World Bank Cuts Thailand’s Growth to 3.6% on Delayed Recovery in Tourism and Transport

The World Bank cuts projection of Thailand’s economic growth in 2023 amid global risks of Russia’s invasion of Ukraine, ongoing inflation and higher interest rates as the factor causes to weigh not only Thailand, but the global economy down.

Growth in Thailand is projected to accelerate to 3.6 percent in 2023, according to the latest projection from the World Bank in January 2023. This reflects the delayed recovery of contact-intensive sectors like tourism and transport.

A projection of 3.6 percent growth was lower than what the World Bank had projected in June last year for a 4.3 percent growth in 2023. Economic growth for the year after has also been cut by 0.2 percentage points to 3.7 percent.

Meanwhile, countries in the same region also see their growth being cut by the World Bank as well. For 2023, Vietnam’s growth was reduced by 0.2 percentage points to 6.3 percent. 0.5 percentage points was cut from Malaysia’s growth to 4.0 percent. Cambodia sees its growth being reduced by 0.6 percentage points to 5.2 percent.


Estimated growth in the region excluding China in 2022 was 0.8 percentage point above the June forecast. This reflects upgrades for Malaysia, the Philippines, Thailand, and Vietnam, most of which benefited from a surge in private consumption and strong growth of goods exports.

The World Bank noted that the recovery from the pandemic-induced recession has been uneven across the region. Output surpassed pre-pandemic levels last year in Cambodia, the Philippines, and Thailand; in contrast, it is expected to remain below such levels this year in many of the region’s economies, including Myanmar and several Pacific Island economies.


The World Bank stated that the baseline projection is subject to multiple downside risks, including the possibility of renewed pandemic-related disruptions, more prolonged real estate sector stress in China, sharper tightening of global financial conditions, weaker global growth, and more frequent disruptive weather events linked to climate change. A prolonged war in Ukraine and intensifying geopolitical uncertainty could further reduce business and consumer confidence globally and lead to a sharper slowdown than projected in the region’s export growth.

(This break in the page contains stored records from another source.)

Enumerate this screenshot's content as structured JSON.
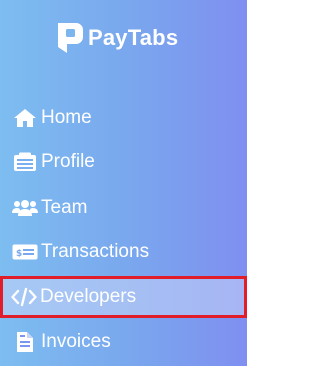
{
  "brand": {
    "name": "PayTabs",
    "logo_icon": "paytabs-logo"
  },
  "nav": {
    "items": [
      {
        "label": "Home",
        "icon": "home-icon"
      },
      {
        "label": "Profile",
        "icon": "profile-card-icon"
      },
      {
        "label": "Team",
        "icon": "users-icon"
      },
      {
        "label": "Transactions",
        "icon": "money-bill-icon"
      },
      {
        "label": "Developers",
        "icon": "code-icon",
        "active": true
      },
      {
        "label": "Invoices",
        "icon": "file-invoice-icon"
      }
    ]
  },
  "colors": {
    "text": "#ffffff",
    "active_outline": "#e11d2a",
    "gradient_start": "#7dbdf0",
    "gradient_end": "#7f8ff0"
  }
}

High global inflation has prompted rapid, synchronous monetary tightening. This has contributed to worsening financial conditions, particularly for less creditworthy emerging market and developing economies (EMDEs). Global growth in 2023 is expected to be the third weakest in nearly three decades, overshadowed only by global recessions. Most country forecasts have been downgraded. The recovery from the pandemic recession is far from complete, especially in EMDEs, and the per-capita income outlook is particularly subdued for poverty-stricken countries.